Wrong position of adverbs

Not misplaced with the negative infinitive.
Don’t say:  I told Liz to not come on Monday.
Say: I told Liz not to come on Monday.
Position not in the negative infinitive immediately before the word to and not after it.

Not misplaced with a compound verb.
Don’t say:   I should have not gone …
Say: I should not have gone  …
Position not in a compound verb after the first auxiliary.
Note:With the present or perfect participle, place not at the beginning: Not having set the alarm, he was late for work. Not being rich, he couldn’t afford it.

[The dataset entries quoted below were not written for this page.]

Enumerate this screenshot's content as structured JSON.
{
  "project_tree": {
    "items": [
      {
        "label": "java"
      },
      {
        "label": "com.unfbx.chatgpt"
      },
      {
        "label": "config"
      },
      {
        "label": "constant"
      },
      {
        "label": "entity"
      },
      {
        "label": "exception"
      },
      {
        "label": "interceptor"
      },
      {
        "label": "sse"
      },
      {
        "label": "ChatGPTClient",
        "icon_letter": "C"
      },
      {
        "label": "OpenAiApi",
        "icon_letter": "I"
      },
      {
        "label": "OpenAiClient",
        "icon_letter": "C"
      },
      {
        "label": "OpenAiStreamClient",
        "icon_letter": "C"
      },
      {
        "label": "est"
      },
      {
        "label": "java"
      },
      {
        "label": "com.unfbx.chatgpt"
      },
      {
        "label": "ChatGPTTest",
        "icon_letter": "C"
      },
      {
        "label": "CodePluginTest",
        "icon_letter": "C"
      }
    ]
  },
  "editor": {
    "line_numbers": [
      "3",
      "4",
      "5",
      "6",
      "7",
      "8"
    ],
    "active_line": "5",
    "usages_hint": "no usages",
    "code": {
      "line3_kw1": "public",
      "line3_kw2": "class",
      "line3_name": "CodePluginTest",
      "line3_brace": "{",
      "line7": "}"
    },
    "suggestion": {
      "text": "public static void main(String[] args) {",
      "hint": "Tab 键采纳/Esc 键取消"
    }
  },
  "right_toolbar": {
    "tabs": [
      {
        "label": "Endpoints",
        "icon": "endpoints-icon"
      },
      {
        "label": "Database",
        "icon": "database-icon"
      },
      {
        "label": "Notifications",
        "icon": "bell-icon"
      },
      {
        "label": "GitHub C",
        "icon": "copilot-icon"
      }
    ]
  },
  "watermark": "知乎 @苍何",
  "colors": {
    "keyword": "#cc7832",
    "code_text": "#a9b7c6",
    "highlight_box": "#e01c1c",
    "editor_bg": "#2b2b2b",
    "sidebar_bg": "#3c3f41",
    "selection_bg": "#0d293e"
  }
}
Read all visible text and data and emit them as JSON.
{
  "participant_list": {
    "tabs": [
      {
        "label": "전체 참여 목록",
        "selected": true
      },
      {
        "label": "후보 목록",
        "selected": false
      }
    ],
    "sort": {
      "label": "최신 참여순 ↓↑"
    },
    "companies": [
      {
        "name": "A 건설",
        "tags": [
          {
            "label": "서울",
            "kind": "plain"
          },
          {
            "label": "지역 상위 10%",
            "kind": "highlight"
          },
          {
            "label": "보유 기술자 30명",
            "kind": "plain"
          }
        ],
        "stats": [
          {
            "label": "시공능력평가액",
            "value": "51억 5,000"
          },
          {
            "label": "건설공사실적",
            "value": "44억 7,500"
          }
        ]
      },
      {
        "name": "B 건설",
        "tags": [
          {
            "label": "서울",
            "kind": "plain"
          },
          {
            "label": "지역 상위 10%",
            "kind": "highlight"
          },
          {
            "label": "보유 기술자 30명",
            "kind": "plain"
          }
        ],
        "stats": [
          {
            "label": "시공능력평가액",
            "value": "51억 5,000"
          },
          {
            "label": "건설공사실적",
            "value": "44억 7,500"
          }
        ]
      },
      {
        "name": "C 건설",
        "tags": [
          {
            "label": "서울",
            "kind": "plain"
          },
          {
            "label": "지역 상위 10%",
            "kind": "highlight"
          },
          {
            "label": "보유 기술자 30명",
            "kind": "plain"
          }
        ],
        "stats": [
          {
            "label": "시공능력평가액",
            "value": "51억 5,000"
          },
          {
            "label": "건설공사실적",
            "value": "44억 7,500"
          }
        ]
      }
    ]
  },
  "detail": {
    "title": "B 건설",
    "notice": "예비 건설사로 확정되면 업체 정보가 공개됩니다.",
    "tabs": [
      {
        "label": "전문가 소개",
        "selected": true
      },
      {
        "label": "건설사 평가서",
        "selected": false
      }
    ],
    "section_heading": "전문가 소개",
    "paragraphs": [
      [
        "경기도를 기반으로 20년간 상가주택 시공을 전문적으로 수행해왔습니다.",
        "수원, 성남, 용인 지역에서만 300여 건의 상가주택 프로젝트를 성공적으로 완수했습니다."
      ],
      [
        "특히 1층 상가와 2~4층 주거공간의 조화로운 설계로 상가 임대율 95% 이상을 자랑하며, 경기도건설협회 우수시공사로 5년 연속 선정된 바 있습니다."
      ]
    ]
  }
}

The adverb enough misplaced.
Don’t say:   Is the  room enough large for you?
Say: Is the  room large enough for you?
Place the adverb enough after the word it qualifies and not before.
Note:When enough is an adjective it comes before the noun: We have enough food for six people.

The adverb misplaced with a transitive verb.
  Don’t say:   Janet  wrote  carefully  her  essay.
Say: Janet  wrote her  essay carefully.
With a transitive verb, the adverb generally comes after the object.
Note:If, however, the object is long, the adverb may come after the transitive verb: She wrote carefully all the essays she had to do.

The adverb of time placed before the adverb of place.
Don’t say:   The builders will be  tomorrow here.
Say:  The  builders will  be here tomorrow.
When using an adverb of time and an adverb of place together in a sentence, the adverb of place must come first.

The  adverb  of indefinite  time  misplaced.
Don’t say:   They  come  always to  school by bus.
Say:  They  always  come to  school by bus.
Pace adverbs of indefinite time, like ever, never, always, often, seldom, soon, sometimes and the adverbs almost, scarcely, hardly, nearly, even, before the principal verb.
Note: With the verb to be place the adverb of indefinite time after the verb: They are always beautifully dressed.

The adverb of definite time misplaced.
Don’t say:    I  last night went to the cinema.
Say:  I went to the  cinema last night.
Adverbs or adverbial phrases of definite time,  like yesterday, today, tomorrow, last week, two months ago, are usually placed at the end of the sentence. If we want to emphasize the time, we put the adverb at the beginning: Yesterday I was very busy.
Note: If there is more than one adverb of definite time in a sentence, put the more exact expression before the more general: He was bomb at two o’clock in the morning on April 12th 1942.